Monthly Archives: January 2009

Hedge laying – why not?

Today was the first day of my two day course on hedge-laying.  Here’s the tutor:

We started off by rolling back the fencing on a hedge planted five years ago and then removing the rabbit guards and canes:

Ed, our tutor, then showed us how to go on, he’s a great communicator and lays hedges for a living as well as forestry contracting.  His words of wisdom were very good, and often very amusing, a real good craike (or blather as we might say in Yorkshire).

This is the hedge before we started to lay it, with the stakes stacked at the side around which the pleachers, or liggers are woven:

Here Ed shows us how to start a pleach, or cut that will allow the plant to be laid over without breaking away from the roots, so that the ligger and the root will both sprout new growth in the growing season.

Bare hand for control of the axe and a donkey skin mitten to repell thorns.

This is the essential – the pleach, cutting the stem just enough to make it lie down without springing back up.

In goes a stake – carefully measured, “Good staking can make crap laying look good, but crap staking will spoil good laying.”

A man who knows what he’s talking about commands attention with ease.

Glorious afternoon, with everybody learning a practical skill …

Didn’t we do well?  A joint effort, and the style is traditional Yorkshire stock hedge, which is an immediately effective two-sided stock fence, impenetrable even by lambs.  It lies low at about 25 degrees for our Northern winds and the stakes are in the middle to hold it all together.

Busy felling

Not much winter time left now to get the marked up trees felled off. My stocks of bucked trees is growing, and it’s time to get them all trailered to a place where I can split and store them covered ready for log sales next winter. I’ll also be sorting out the best straight-grained stuff for chairs and turning. It would be good to have a little drier weather as wet gloves are a constant at the moment. The trees I’m working with are on the North side of a steep valley and therefore covered in moss and green bark mold, but things should improve as I’ve started using one pair of gauntlets when using the saw (to help prevent white finger syndrome) and another waterproof pair when handling logs. Handling has improved too by using a closed loop of rope as suggested in the excellent BTCV guide (Here ).  Doing the long splice to join up the rope ends was a fun way to get 20 minutes rest from log extraction too. I’m building up stocks of bean poles for the beanpole weekends in April/May and there will be lots of pea sticks. I’ll be looking out some way of tying up the bundles using either hazel clefts or stripped brambles.

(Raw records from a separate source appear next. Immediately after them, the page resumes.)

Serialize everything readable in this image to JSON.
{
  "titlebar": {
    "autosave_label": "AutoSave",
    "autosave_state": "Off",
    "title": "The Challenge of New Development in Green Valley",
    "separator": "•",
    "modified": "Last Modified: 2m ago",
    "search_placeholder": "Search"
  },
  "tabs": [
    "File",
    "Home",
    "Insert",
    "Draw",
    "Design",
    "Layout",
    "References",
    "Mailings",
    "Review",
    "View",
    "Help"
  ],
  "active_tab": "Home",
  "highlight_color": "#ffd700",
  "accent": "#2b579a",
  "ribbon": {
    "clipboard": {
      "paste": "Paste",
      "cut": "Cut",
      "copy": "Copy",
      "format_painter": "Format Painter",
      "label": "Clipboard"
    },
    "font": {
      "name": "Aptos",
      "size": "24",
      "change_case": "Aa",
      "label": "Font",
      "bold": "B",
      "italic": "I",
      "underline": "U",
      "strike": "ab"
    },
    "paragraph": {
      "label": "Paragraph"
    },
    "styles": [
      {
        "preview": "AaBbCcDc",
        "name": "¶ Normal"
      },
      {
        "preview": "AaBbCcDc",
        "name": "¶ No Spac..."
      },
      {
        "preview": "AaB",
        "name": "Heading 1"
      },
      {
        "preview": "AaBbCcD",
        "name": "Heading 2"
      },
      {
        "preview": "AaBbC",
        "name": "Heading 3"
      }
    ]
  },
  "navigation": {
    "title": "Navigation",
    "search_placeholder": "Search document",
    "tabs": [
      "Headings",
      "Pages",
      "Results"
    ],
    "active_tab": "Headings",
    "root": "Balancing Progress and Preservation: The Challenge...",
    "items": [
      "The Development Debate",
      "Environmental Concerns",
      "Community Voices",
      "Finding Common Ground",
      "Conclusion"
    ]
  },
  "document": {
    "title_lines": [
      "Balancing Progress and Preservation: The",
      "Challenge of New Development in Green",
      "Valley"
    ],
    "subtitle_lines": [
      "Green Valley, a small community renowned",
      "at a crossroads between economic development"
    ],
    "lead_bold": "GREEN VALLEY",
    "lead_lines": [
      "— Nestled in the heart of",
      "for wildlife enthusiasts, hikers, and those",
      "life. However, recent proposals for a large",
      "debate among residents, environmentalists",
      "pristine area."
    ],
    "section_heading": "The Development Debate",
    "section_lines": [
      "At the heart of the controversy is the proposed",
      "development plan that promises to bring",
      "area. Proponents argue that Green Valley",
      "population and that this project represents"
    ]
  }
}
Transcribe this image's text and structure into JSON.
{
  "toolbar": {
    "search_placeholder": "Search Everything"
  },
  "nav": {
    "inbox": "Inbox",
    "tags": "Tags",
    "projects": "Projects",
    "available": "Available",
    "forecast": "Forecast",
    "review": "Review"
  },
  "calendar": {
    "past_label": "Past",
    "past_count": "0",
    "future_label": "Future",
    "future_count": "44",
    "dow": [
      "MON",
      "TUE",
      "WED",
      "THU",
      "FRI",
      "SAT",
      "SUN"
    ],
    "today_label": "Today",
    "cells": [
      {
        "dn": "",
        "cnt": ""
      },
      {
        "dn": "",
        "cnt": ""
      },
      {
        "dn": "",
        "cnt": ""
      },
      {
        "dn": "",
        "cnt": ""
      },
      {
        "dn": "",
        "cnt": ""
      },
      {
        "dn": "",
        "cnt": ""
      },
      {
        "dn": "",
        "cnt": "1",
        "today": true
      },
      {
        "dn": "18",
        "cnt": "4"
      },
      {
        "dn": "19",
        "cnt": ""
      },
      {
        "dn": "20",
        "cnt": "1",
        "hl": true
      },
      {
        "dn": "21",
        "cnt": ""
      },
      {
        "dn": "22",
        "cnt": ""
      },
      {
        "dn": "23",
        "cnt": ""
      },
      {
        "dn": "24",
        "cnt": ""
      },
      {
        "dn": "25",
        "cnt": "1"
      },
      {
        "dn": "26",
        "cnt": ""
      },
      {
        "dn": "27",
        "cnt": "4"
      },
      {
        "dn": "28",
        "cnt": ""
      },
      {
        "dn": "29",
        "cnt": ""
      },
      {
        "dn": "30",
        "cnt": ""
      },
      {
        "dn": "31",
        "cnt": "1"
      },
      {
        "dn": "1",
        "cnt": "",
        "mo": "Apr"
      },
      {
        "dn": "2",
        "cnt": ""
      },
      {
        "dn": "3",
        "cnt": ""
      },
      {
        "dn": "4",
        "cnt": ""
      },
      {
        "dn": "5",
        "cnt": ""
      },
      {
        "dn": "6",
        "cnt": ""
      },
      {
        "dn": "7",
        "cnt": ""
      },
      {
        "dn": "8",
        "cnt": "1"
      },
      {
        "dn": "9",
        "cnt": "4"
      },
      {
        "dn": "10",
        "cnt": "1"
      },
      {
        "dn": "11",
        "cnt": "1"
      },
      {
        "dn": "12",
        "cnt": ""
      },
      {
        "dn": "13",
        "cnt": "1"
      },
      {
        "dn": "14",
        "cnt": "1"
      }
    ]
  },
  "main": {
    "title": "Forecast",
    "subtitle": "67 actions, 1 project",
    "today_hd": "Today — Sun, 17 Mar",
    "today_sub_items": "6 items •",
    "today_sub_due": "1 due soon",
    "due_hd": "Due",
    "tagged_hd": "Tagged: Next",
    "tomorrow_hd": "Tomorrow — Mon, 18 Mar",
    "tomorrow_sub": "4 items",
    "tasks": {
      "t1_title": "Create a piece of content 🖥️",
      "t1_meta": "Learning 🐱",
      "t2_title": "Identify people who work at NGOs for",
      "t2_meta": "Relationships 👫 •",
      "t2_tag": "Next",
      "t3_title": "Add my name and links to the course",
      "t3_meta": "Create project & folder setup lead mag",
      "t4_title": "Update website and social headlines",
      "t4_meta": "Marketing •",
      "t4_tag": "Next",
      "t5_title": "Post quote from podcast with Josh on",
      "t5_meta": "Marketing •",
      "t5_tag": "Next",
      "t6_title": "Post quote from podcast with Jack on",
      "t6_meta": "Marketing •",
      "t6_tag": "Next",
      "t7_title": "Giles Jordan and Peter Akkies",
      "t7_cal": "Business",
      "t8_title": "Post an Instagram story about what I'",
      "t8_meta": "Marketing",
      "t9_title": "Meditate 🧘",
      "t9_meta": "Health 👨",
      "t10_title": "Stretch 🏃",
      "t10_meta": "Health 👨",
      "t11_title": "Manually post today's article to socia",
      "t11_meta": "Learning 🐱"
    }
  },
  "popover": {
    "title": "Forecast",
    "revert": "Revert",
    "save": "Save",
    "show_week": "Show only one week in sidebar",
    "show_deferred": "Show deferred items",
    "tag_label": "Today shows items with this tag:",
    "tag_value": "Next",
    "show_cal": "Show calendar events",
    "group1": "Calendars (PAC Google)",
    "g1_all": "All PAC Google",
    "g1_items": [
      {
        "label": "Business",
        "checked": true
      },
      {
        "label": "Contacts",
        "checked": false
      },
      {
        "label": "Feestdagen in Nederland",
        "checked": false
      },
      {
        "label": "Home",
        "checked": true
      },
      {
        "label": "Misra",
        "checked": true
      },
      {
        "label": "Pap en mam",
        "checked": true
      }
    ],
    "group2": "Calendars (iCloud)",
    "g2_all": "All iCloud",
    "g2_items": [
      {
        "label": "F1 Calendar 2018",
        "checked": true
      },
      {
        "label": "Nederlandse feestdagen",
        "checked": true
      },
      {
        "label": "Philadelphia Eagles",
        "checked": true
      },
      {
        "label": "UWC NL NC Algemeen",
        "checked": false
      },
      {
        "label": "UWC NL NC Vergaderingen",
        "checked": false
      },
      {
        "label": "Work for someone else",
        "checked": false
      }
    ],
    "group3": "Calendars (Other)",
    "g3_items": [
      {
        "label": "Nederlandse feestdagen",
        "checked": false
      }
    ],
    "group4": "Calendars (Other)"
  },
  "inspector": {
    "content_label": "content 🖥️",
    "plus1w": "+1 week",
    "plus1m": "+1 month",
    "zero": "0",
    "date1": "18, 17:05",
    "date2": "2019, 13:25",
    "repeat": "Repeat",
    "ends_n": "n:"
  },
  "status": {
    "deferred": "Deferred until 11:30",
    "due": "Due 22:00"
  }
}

On my day off I had the usual list of jobs:

The marmalade took all day, in the background, at least I wasn’t tempted to eat the fruit:

The main job was replacing the burnt out fire grate for the open fire.  The problem was caused by abuse while burning coal in the bad old days, if the ash is not removed when the pan is full, the cast iron gets too hot and burns away:

The repair I did had burnt out too (mild steel doesn’t cut the mustard!)

Surprisingly the replacement grate fit pretty well, using a few mini fire bricks to fill the gap where the old one curved up at the front:

Took the opportunity to fill in some of the cracks in the firebricks too.

Then sealed it all up and swept it from the roof which avoids a lot of soot in the room.

Yes that is a bike box, the bike wheel (used a bit) came in it, and I didn’t get that third from last job done!

Today and tomorrow I’m hedge-laying in Silsden, needing warm clothing as the  wind is in the East and it’s close to freezing with snow forecast – again!